The Shore Center for Students with Autism is expanding a special program that will create the environment of a small town to teach children at the school the basic skills they need to function in everyday life. The expanded program, aided by an $8,000 grant from the Verizon Foundation, will be a model for other counties to emulate.
The curriculum of the magnet school, located on Tornillo Way in Tinton Falls, follows the approach of a prominent behavioral analyst, Dr. Vincent Carbone, who emphasizes encouraging verbal interaction with children with autism.
At the school's cafeteria, to be named the Shore Diner, students will learn about the etiquette for dining in public and, eventually, how to order meals as well as prepare some basic foods.
The classrooms will be designed to look like houses, and each will have an address instead of a room number. Street signs will be installed in the halls, and the halls will be painted with trees and skies to enhance the idea that the inside of the building is a downtown. At a school "movie theater," students will learn the proper behavior for going to the movies and how to respect other patrons.
Tim Nogueira, superintendent of the Monmouth Ocean Educational Services Commission and the Bayshore Jointure Commission, the two agencies that oversee the school's operation, said of the expanded program, "It's going to have the feel of being in a regular town, and students will be able to travel around in it."
John Szeliga, regional director of external Affairs for Verizon New Jersey, said: "This program can easily be replicated at an incredible cost savings for local school districts. One out of approximately every 66 children has been diagnosed with autism in New Jersey. This is a vulnerable constituency that can truly benefit from this type of program."

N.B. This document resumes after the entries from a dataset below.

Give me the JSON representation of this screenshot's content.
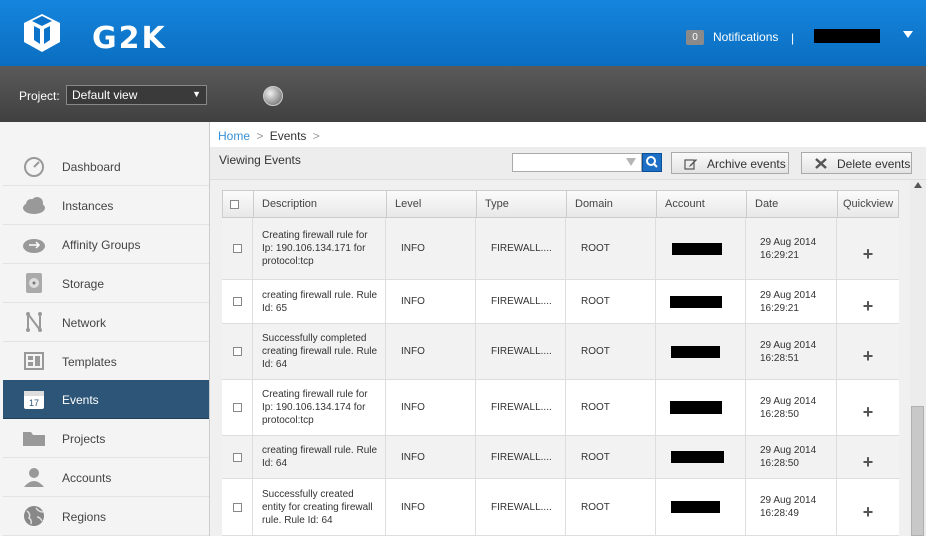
{
  "header": {
    "logo_text": "G2K",
    "notifications_count": "0",
    "notifications_label": "Notifications",
    "separator": "|"
  },
  "project_bar": {
    "label": "Project:",
    "selected": "Default view"
  },
  "sidebar": {
    "items": [
      {
        "label": "Dashboard",
        "icon": "dashboard-icon"
      },
      {
        "label": "Instances",
        "icon": "cloud-icon"
      },
      {
        "label": "Affinity Groups",
        "icon": "affinity-icon"
      },
      {
        "label": "Storage",
        "icon": "storage-icon"
      },
      {
        "label": "Network",
        "icon": "network-icon"
      },
      {
        "label": "Templates",
        "icon": "templates-icon"
      },
      {
        "label": "Events",
        "icon": "calendar-icon",
        "active": true,
        "badge": "17"
      },
      {
        "label": "Projects",
        "icon": "folder-icon"
      },
      {
        "label": "Accounts",
        "icon": "user-icon"
      },
      {
        "label": "Regions",
        "icon": "globe-icon"
      }
    ]
  },
  "breadcrumb": {
    "home": "Home",
    "sep1": ">",
    "current": "Events",
    "sep2": ">"
  },
  "toolbar": {
    "title": "Viewing Events",
    "archive_label": "Archive events",
    "delete_label": "Delete events"
  },
  "table": {
    "columns": [
      "Description",
      "Level",
      "Type",
      "Domain",
      "Account",
      "Date",
      "Quickview"
    ],
    "rows": [
      {
        "description": "Creating firewall rule for Ip: 190.106.134.171 for protocol:tcp",
        "level": "INFO",
        "type": "FIREWALL....",
        "domain": "ROOT",
        "date": "29 Aug 2014 16:29:21"
      },
      {
        "description": "creating firewall rule. Rule Id: 65",
        "level": "INFO",
        "type": "FIREWALL....",
        "domain": "ROOT",
        "date": "29 Aug 2014 16:29:21"
      },
      {
        "description": "Successfully completed creating firewall rule. Rule Id: 64",
        "level": "INFO",
        "type": "FIREWALL....",
        "domain": "ROOT",
        "date": "29 Aug 2014 16:28:51"
      },
      {
        "description": "Creating firewall rule for Ip: 190.106.134.174 for protocol:tcp",
        "level": "INFO",
        "type": "FIREWALL....",
        "domain": "ROOT",
        "date": "29 Aug 2014 16:28:50"
      },
      {
        "description": "creating firewall rule. Rule Id: 64",
        "level": "INFO",
        "type": "FIREWALL....",
        "domain": "ROOT",
        "date": "29 Aug 2014 16:28:50"
      },
      {
        "description": "Successfully created entity for creating firewall rule. Rule Id: 64",
        "level": "INFO",
        "type": "FIREWALL....",
        "domain": "ROOT",
        "date": "29 Aug 2014 16:28:49"
      }
    ]
  },
  "colors": {
    "header_blue": "#0b73c9",
    "active_nav": "#2c5577",
    "link_blue": "#3a8fd3"
  }
}
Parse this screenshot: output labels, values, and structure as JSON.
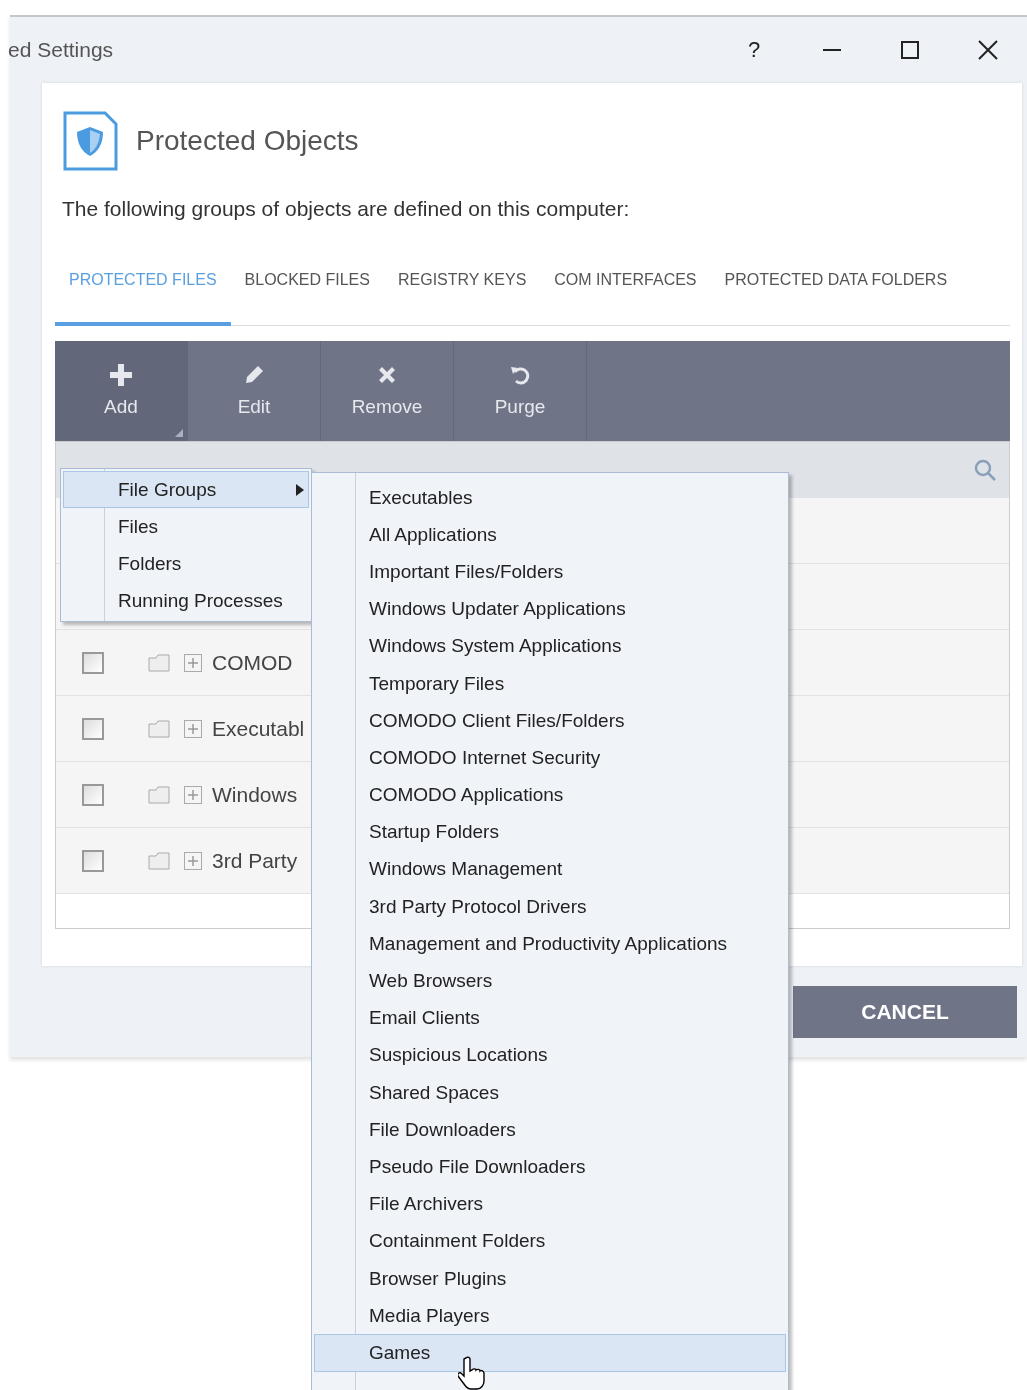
{
  "window": {
    "title": "ed Settings",
    "help": "?"
  },
  "header": {
    "title": "Protected Objects",
    "description": "The following groups of objects are defined on this computer:"
  },
  "tabs": [
    {
      "label": "PROTECTED FILES",
      "selected": true
    },
    {
      "label": "BLOCKED FILES",
      "selected": false
    },
    {
      "label": "REGISTRY KEYS",
      "selected": false
    },
    {
      "label": "COM INTERFACES",
      "selected": false
    },
    {
      "label": "PROTECTED DATA FOLDERS",
      "selected": false
    }
  ],
  "toolbar": [
    {
      "kind": "add",
      "label": "Add",
      "active": true
    },
    {
      "kind": "edit",
      "label": "Edit",
      "active": false
    },
    {
      "kind": "remove",
      "label": "Remove",
      "active": false
    },
    {
      "kind": "purge",
      "label": "Purge",
      "active": false
    }
  ],
  "table": {
    "rows": [
      {
        "name": "COMOD",
        "checked": false,
        "expanded": false
      },
      {
        "name": "Executabl",
        "checked": false,
        "expanded": false
      },
      {
        "name": "Windows",
        "checked": false,
        "expanded": false
      },
      {
        "name": "3rd Party",
        "checked": false,
        "expanded": false
      }
    ]
  },
  "footer": {
    "cancel": "CANCEL"
  },
  "add_menu": [
    {
      "label": "File Groups",
      "selected": true,
      "submenu": true
    },
    {
      "label": "Files",
      "selected": false,
      "submenu": false
    },
    {
      "label": "Folders",
      "selected": false,
      "submenu": false
    },
    {
      "label": "Running Processes",
      "selected": false,
      "submenu": false
    }
  ],
  "file_groups_menu": [
    {
      "label": "Executables",
      "selected": false
    },
    {
      "label": "All Applications",
      "selected": false
    },
    {
      "label": "Important Files/Folders",
      "selected": false
    },
    {
      "label": "Windows Updater Applications",
      "selected": false
    },
    {
      "label": "Windows System Applications",
      "selected": false
    },
    {
      "label": "Temporary Files",
      "selected": false
    },
    {
      "label": "COMODO Client Files/Folders",
      "selected": false
    },
    {
      "label": "COMODO Internet Security",
      "selected": false
    },
    {
      "label": "COMODO Applications",
      "selected": false
    },
    {
      "label": "Startup Folders",
      "selected": false
    },
    {
      "label": "Windows Management",
      "selected": false
    },
    {
      "label": "3rd Party Protocol Drivers",
      "selected": false
    },
    {
      "label": "Management and Productivity Applications",
      "selected": false
    },
    {
      "label": "Web Browsers",
      "selected": false
    },
    {
      "label": "Email Clients",
      "selected": false
    },
    {
      "label": "Suspicious Locations",
      "selected": false
    },
    {
      "label": "Shared Spaces",
      "selected": false
    },
    {
      "label": "File Downloaders",
      "selected": false
    },
    {
      "label": "Pseudo File Downloaders",
      "selected": false
    },
    {
      "label": "File Archivers",
      "selected": false
    },
    {
      "label": "Containment Folders",
      "selected": false
    },
    {
      "label": "Browser Plugins",
      "selected": false
    },
    {
      "label": "Media Players",
      "selected": false
    },
    {
      "label": "Games",
      "selected": true
    }
  ]
}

The Shore Center, which opened six years ago, offers instruction for children from kindergarten through the 12th grade, and officials eventually plan to add an adult day care program. Fifty of the school's students have made enough progress to allow them to transition back to their home public school district.
The school is funded entirely through tuition, grants and donations, without any direct taxpayer money.
The Verizon Foundation, the philanthropic arm of Verizon, uses its technology, financial resources and partnerships to address critical social issues, with a focus on education and domestic violence prevention. In 2010, the foundation awarded nearly $67 million to nonprofit agencies in the U.S. and abroad. Through Verizon Volunteers, one of the nation's largest employee volunteer programs, Verizon employees and retirees have volunteered nearly 6 million hours of community service since 2000. For more information on the foundation, visit www.verizonfoundation.org. For more information on The Shore Center for Students with Autism, visit www.theshorecenter.org.
Verizon Communications Inc. (NYSE, Nasdaq: VZ), headquartered in New York, is a global leader in delivering broadband and other wireless and wireline communications services to consumer, business, government and wholesale customers. Verizon Wireless operates America's most reliable wireless network, with more than 107 million total connections nationwide. Verizon also provides converged communications, information and entertainment services over America's most advanced fiber-optic network, and delivers integrated business solutions to customers in more than 150 countries, including all of the Fortune 500. A Dow 30 company with $106.6 billion in 2010 revenues, Verizon employs a diverse workforce of more than 195,000. For more information, visit www.verizon.com.